TO DO:
In your copy, reproduce each entry exactly and leave out the pictures.

STUDY MATERIAL:

··········

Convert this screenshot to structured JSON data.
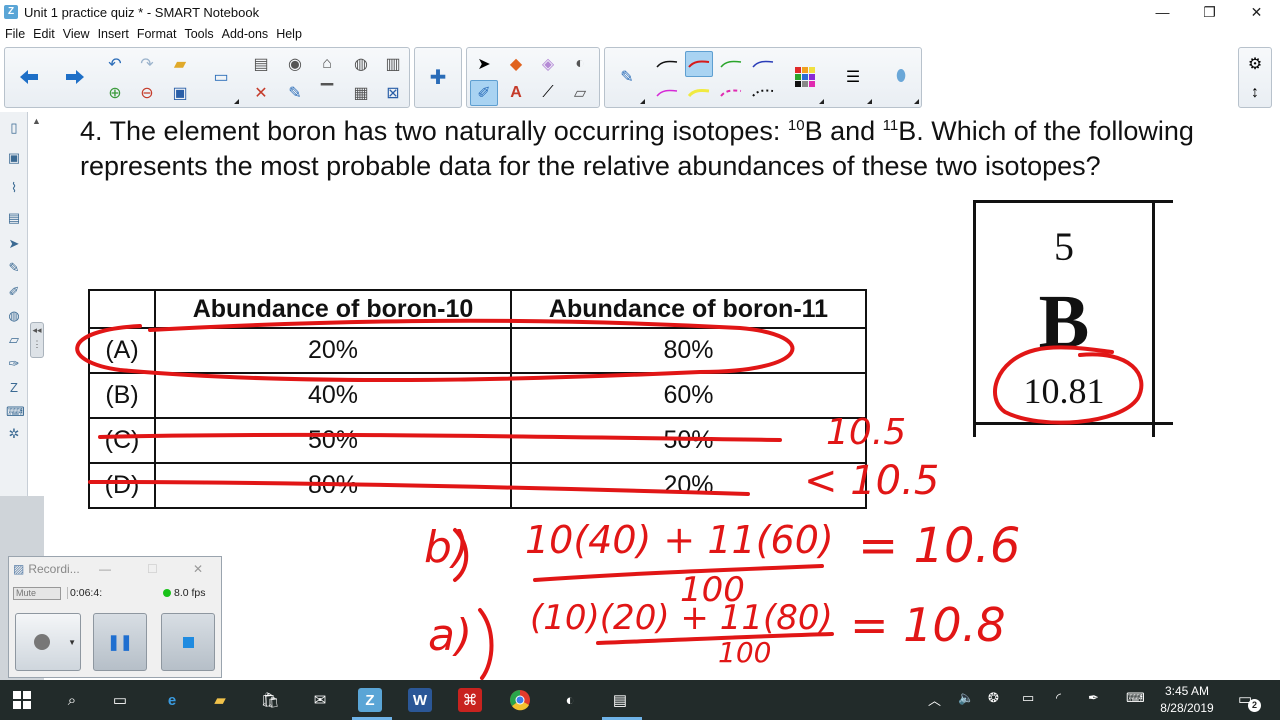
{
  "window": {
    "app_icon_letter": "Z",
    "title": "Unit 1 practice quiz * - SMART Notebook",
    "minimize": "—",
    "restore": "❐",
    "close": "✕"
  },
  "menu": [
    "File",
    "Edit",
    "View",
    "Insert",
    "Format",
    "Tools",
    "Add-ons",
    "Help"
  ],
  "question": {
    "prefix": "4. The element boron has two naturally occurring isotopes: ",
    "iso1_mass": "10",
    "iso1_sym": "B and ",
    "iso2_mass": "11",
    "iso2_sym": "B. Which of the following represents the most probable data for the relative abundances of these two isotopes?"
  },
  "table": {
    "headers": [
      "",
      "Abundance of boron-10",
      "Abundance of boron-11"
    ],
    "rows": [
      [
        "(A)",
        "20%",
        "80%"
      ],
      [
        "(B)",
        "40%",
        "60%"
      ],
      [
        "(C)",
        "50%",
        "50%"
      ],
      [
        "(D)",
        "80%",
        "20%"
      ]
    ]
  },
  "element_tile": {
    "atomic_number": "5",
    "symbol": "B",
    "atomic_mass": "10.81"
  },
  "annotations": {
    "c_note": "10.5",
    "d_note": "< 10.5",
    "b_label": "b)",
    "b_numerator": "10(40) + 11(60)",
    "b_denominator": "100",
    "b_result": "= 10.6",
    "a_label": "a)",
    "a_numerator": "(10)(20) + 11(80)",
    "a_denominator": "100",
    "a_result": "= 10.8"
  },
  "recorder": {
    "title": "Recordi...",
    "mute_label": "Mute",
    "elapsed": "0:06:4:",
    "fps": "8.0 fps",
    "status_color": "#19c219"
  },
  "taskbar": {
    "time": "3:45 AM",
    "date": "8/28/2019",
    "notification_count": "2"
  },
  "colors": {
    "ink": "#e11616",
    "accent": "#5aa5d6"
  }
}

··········

RESPONSE:
Convert this screenshot to structured JSON data.
{
  "window": {
    "app_icon_letter": "Z",
    "title": "Unit 1 practice quiz * - SMART Notebook",
    "minimize": "—",
    "restore": "❐",
    "close": "✕"
  },
  "menu": [
    "File",
    "Edit",
    "View",
    "Insert",
    "Format",
    "Tools",
    "Add-ons",
    "Help"
  ],
  "question": {
    "prefix": "4. The element boron has two naturally occurring isotopes: ",
    "iso1_mass": "10",
    "iso1_sym": "B and ",
    "iso2_mass": "11",
    "iso2_sym": "B. Which of the following represents the most probable data for the relative abundances of these two isotopes?"
  },
  "table": {
    "headers": [
      "",
      "Abundance of boron-10",
      "Abundance of boron-11"
    ],
    "rows": [
      [
        "(A)",
        "20%",
        "80%"
      ],
      [
        "(B)",
        "40%",
        "60%"
      ],
      [
        "(C)",
        "50%",
        "50%"
      ],
      [
        "(D)",
        "80%",
        "20%"
      ]
    ]
  },
  "element_tile": {
    "atomic_number": "5",
    "symbol": "B",
    "atomic_mass": "10.81"
  },
  "annotations": {
    "c_note": "10.5",
    "d_note": "< 10.5",
    "b_label": "b)",
    "b_numerator": "10(40) + 11(60)",
    "b_denominator": "100",
    "b_result": "= 10.6",
    "a_label": "a)",
    "a_numerator": "(10)(20) + 11(80)",
    "a_denominator": "100",
    "a_result": "= 10.8"
  },
  "recorder": {
    "title": "Recordi...",
    "mute_label": "Mute",
    "elapsed": "0:06:4:",
    "fps": "8.0 fps",
    "status_color": "#19c219"
  },
  "taskbar": {
    "time": "3:45 AM",
    "date": "8/28/2019",
    "notification_count": "2"
  },
  "colors": {
    "ink": "#e11616",
    "accent": "#5aa5d6"
  }
}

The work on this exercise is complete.